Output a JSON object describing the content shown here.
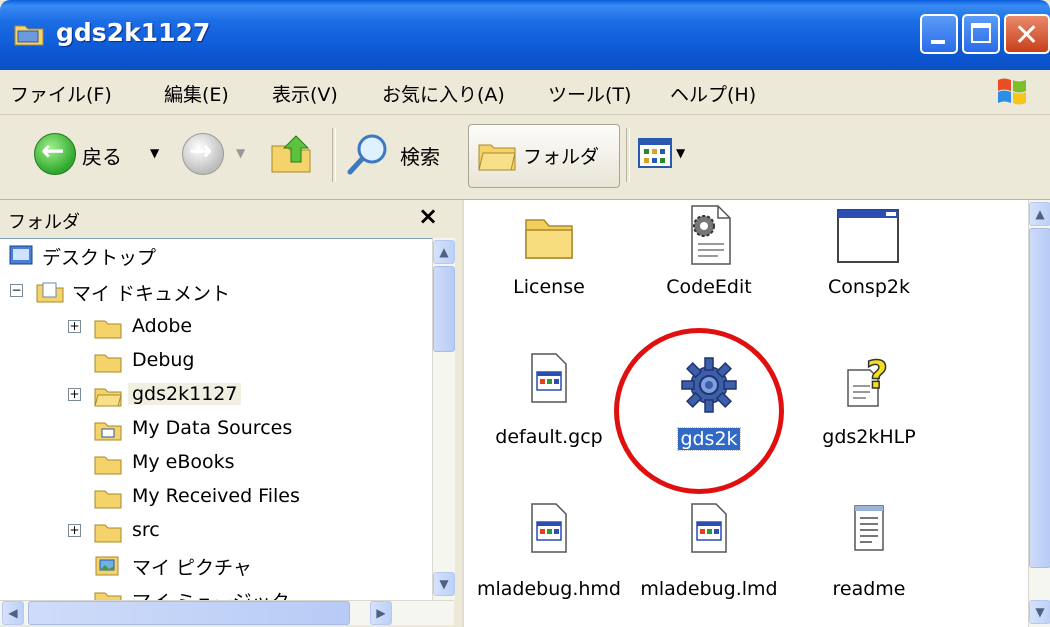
{
  "window": {
    "title": "gds2k1127"
  },
  "menu": {
    "items": [
      "ファイル(F)",
      "編集(E)",
      "表示(V)",
      "お気に入り(A)",
      "ツール(T)",
      "ヘルプ(H)"
    ]
  },
  "toolbar": {
    "back_label": "戻る",
    "search_label": "検索",
    "folders_label": "フォルダ"
  },
  "folder_pane": {
    "title": "フォルダ",
    "close_glyph": "×",
    "items": [
      {
        "label": "デスクトップ",
        "icon": "desktop-icon"
      },
      {
        "label": "マイ ドキュメント",
        "icon": "my-documents-icon",
        "expanded": true
      },
      {
        "label": "Adobe",
        "icon": "folder-icon",
        "expandable": true
      },
      {
        "label": "Debug",
        "icon": "folder-icon"
      },
      {
        "label": "gds2k1127",
        "icon": "folder-open-icon",
        "expandable": true,
        "selected": true
      },
      {
        "label": "My Data Sources",
        "icon": "data-sources-folder-icon"
      },
      {
        "label": "My eBooks",
        "icon": "folder-icon"
      },
      {
        "label": "My Received Files",
        "icon": "folder-icon"
      },
      {
        "label": "src",
        "icon": "folder-icon",
        "expandable": true
      },
      {
        "label": "マイ ピクチャ",
        "icon": "my-pictures-icon"
      },
      {
        "label": "マイ ミュージック",
        "icon": "my-music-icon"
      }
    ]
  },
  "files": [
    {
      "name": "License",
      "icon": "folder-icon"
    },
    {
      "name": "CodeEdit",
      "icon": "gear-document-icon"
    },
    {
      "name": "Consp2k",
      "icon": "app-window-icon"
    },
    {
      "name": "default.gcp",
      "icon": "window-document-icon"
    },
    {
      "name": "gds2k",
      "icon": "blue-gear-icon",
      "selected": true
    },
    {
      "name": "gds2kHLP",
      "icon": "help-file-icon"
    },
    {
      "name": "mladebug.hmd",
      "icon": "window-document-icon"
    },
    {
      "name": "mladebug.lmd",
      "icon": "window-document-icon"
    },
    {
      "name": "readme",
      "icon": "text-file-icon"
    }
  ],
  "colors": {
    "titlebar": "#0b55d6",
    "selection": "#316ac5",
    "annotation_circle": "#e01010"
  }
}
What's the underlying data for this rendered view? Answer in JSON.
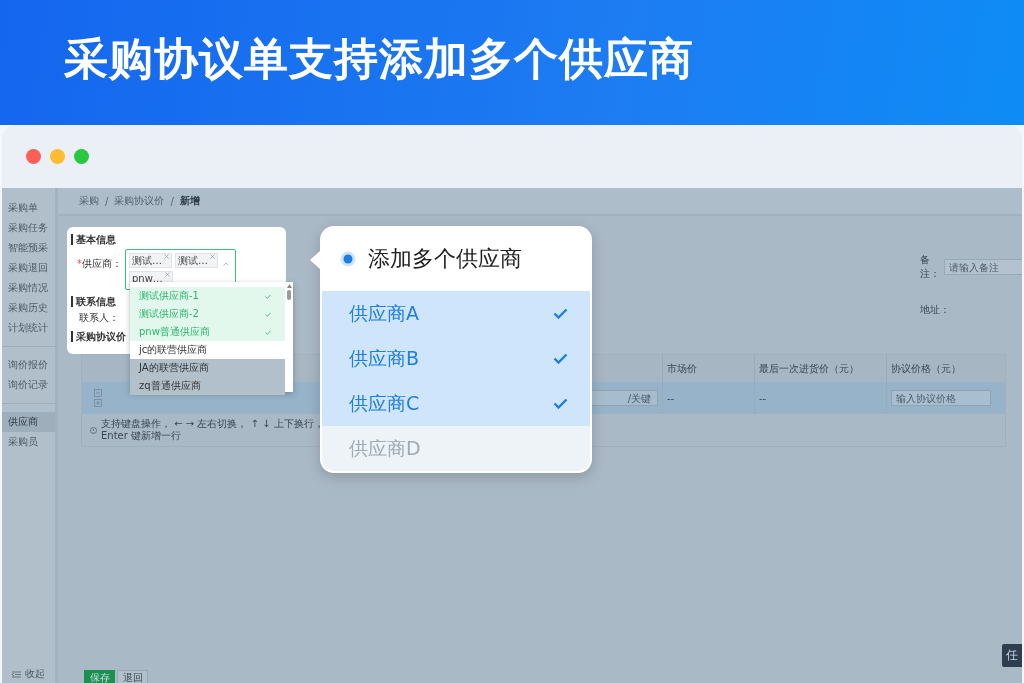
{
  "banner": {
    "title": "采购协议单支持添加多个供应商"
  },
  "sidebar": {
    "groups": [
      {
        "items": [
          {
            "label": "采购单",
            "selected": false
          },
          {
            "label": "采购任务",
            "selected": false
          },
          {
            "label": "智能预采",
            "selected": false
          },
          {
            "label": "采购退回",
            "selected": false
          },
          {
            "label": "采购情况",
            "selected": false
          },
          {
            "label": "采购历史",
            "selected": false
          },
          {
            "label": "计划统计",
            "selected": false
          }
        ]
      },
      {
        "items": [
          {
            "label": "询价报价",
            "selected": false
          },
          {
            "label": "询价记录",
            "selected": false
          }
        ]
      },
      {
        "items": [
          {
            "label": "供应商",
            "selected": true
          },
          {
            "label": "采购员",
            "selected": false
          }
        ]
      }
    ],
    "collapse": "收起"
  },
  "breadcrumb": {
    "items": [
      "采购",
      "采购协议价",
      "新增"
    ],
    "separator": "/"
  },
  "form": {
    "basic_section": "基本信息",
    "supplier": {
      "label": "供应商：",
      "required": true,
      "required_mark": "*",
      "tags": [
        "测试…",
        "测试…",
        "pnw…"
      ]
    },
    "contact_section": "联系信息",
    "contact_label": "联系人：",
    "price_section": "采购协议价",
    "remark": {
      "label": "备注：",
      "placeholder": "请输入备注"
    },
    "address_label": "地址："
  },
  "supplier_dropdown": [
    {
      "label": "测试供应商-1",
      "selected": true
    },
    {
      "label": "测试供应商-2",
      "selected": true
    },
    {
      "label": "pnw普通供应商",
      "selected": true
    },
    {
      "label": "jc的联营供应商",
      "selected": false
    },
    {
      "label": "JA的联营供应商",
      "selected": false
    },
    {
      "label": "zq普通供应商",
      "selected": false
    }
  ],
  "table": {
    "columns": [
      "市场价",
      "最后一次进货价（元）",
      "协议价格（元）"
    ],
    "rows": [
      {
        "search_placeholder": "/关键",
        "market_price": "--",
        "last_price": "--",
        "price_placeholder": "输入协议价格"
      }
    ],
    "hint": "支持键盘操作， ← → 左右切换， ↑ ↓ 上下换行，Enter 键新增一行"
  },
  "footer": {
    "buttons": [
      {
        "label": "保存",
        "kind": "primary"
      },
      {
        "label": "退回",
        "kind": "default"
      }
    ]
  },
  "callout": {
    "title": "添加多个供应商",
    "options": [
      {
        "label": "供应商A",
        "selected": true
      },
      {
        "label": "供应商B",
        "selected": true
      },
      {
        "label": "供应商C",
        "selected": true
      },
      {
        "label": "供应商D",
        "selected": false
      }
    ]
  },
  "task_badge": "任"
}
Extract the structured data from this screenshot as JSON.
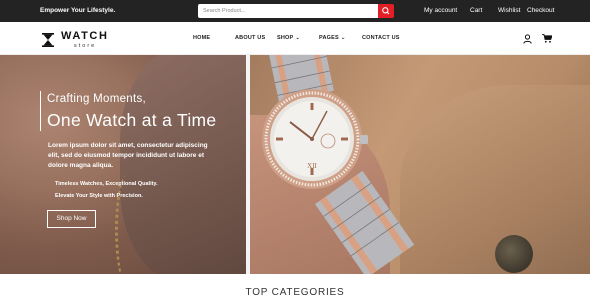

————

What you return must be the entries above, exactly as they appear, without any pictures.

Output a JSON object describing the content shown here.
{
  "window": {
    "title": "gds2k1127"
  },
  "menu": {
    "items": [
      "ファイル(F)",
      "編集(E)",
      "表示(V)",
      "お気に入り(A)",
      "ツール(T)",
      "ヘルプ(H)"
    ]
  },
  "toolbar": {
    "back_label": "戻る",
    "search_label": "検索",
    "folders_label": "フォルダ"
  },
  "folder_pane": {
    "title": "フォルダ",
    "close_glyph": "×",
    "items": [
      {
        "label": "デスクトップ",
        "icon": "desktop-icon"
      },
      {
        "label": "マイ ドキュメント",
        "icon": "my-documents-icon",
        "expanded": true
      },
      {
        "label": "Adobe",
        "icon": "folder-icon",
        "expandable": true
      },
      {
        "label": "Debug",
        "icon": "folder-icon"
      },
      {
        "label": "gds2k1127",
        "icon": "folder-open-icon",
        "expandable": true,
        "selected": true
      },
      {
        "label": "My Data Sources",
        "icon": "data-sources-folder-icon"
      },
      {
        "label": "My eBooks",
        "icon": "folder-icon"
      },
      {
        "label": "My Received Files",
        "icon": "folder-icon"
      },
      {
        "label": "src",
        "icon": "folder-icon",
        "expandable": true
      },
      {
        "label": "マイ ピクチャ",
        "icon": "my-pictures-icon"
      },
      {
        "label": "マイ ミュージック",
        "icon": "my-music-icon"
      }
    ]
  },
  "files": [
    {
      "name": "License",
      "icon": "folder-icon"
    },
    {
      "name": "CodeEdit",
      "icon": "gear-document-icon"
    },
    {
      "name": "Consp2k",
      "icon": "app-window-icon"
    },
    {
      "name": "default.gcp",
      "icon": "window-document-icon"
    },
    {
      "name": "gds2k",
      "icon": "blue-gear-icon",
      "selected": true
    },
    {
      "name": "gds2kHLP",
      "icon": "help-file-icon"
    },
    {
      "name": "mladebug.hmd",
      "icon": "window-document-icon"
    },
    {
      "name": "mladebug.lmd",
      "icon": "window-document-icon"
    },
    {
      "name": "readme",
      "icon": "text-file-icon"
    }
  ],
  "colors": {
    "titlebar": "#0b55d6",
    "selection": "#316ac5",
    "annotation_circle": "#e01010"
  }
}
What's the underlying data for this rendered view? Answer in JSON.
{
  "banner": {
    "title": "采购协议单支持添加多个供应商"
  },
  "sidebar": {
    "groups": [
      {
        "items": [
          {
            "label": "采购单",
            "selected": false
          },
          {
            "label": "采购任务",
            "selected": false
          },
          {
            "label": "智能预采",
            "selected": false
          },
          {
            "label": "采购退回",
            "selected": false
          },
          {
            "label": "采购情况",
            "selected": false
          },
          {
            "label": "采购历史",
            "selected": false
          },
          {
            "label": "计划统计",
            "selected": false
          }
        ]
      },
      {
        "items": [
          {
            "label": "询价报价",
            "selected": false
          },
          {
            "label": "询价记录",
            "selected": false
          }
        ]
      },
      {
        "items": [
          {
            "label": "供应商",
            "selected": true
          },
          {
            "label": "采购员",
            "selected": false
          }
        ]
      }
    ],
    "collapse": "收起"
  },
  "breadcrumb": {
    "items": [
      "采购",
      "采购协议价",
      "新增"
    ],
    "separator": "/"
  },
  "form": {
    "basic_section": "基本信息",
    "supplier": {
      "label": "供应商：",
      "required": true,
      "required_mark": "*",
      "tags": [
        "测试…",
        "测试…",
        "pnw…"
      ]
    },
    "contact_section": "联系信息",
    "contact_label": "联系人：",
    "price_section": "采购协议价",
    "remark": {
      "label": "备注：",
      "placeholder": "请输入备注"
    },
    "address_label": "地址："
  },
  "supplier_dropdown": [
    {
      "label": "测试供应商-1",
      "selected": true
    },
    {
      "label": "测试供应商-2",
      "selected": true
    },
    {
      "label": "pnw普通供应商",
      "selected": true
    },
    {
      "label": "jc的联营供应商",
      "selected": false
    },
    {
      "label": "JA的联营供应商",
      "selected": false
    },
    {
      "label": "zq普通供应商",
      "selected": false
    }
  ],
  "table": {
    "columns": [
      "市场价",
      "最后一次进货价（元）",
      "协议价格（元）"
    ],
    "rows": [
      {
        "search_placeholder": "/关键",
        "market_price": "--",
        "last_price": "--",
        "price_placeholder": "输入协议价格"
      }
    ],
    "hint": "支持键盘操作， ← → 左右切换， ↑ ↓ 上下换行，Enter 键新增一行"
  },
  "footer": {
    "buttons": [
      {
        "label": "保存",
        "kind": "primary"
      },
      {
        "label": "退回",
        "kind": "default"
      }
    ]
  },
  "callout": {
    "title": "添加多个供应商",
    "options": [
      {
        "label": "供应商A",
        "selected": true
      },
      {
        "label": "供应商B",
        "selected": true
      },
      {
        "label": "供应商C",
        "selected": true
      },
      {
        "label": "供应商D",
        "selected": false
      }
    ]
  },
  "task_badge": "任"
}
Extract the structured data from this screenshot as JSON.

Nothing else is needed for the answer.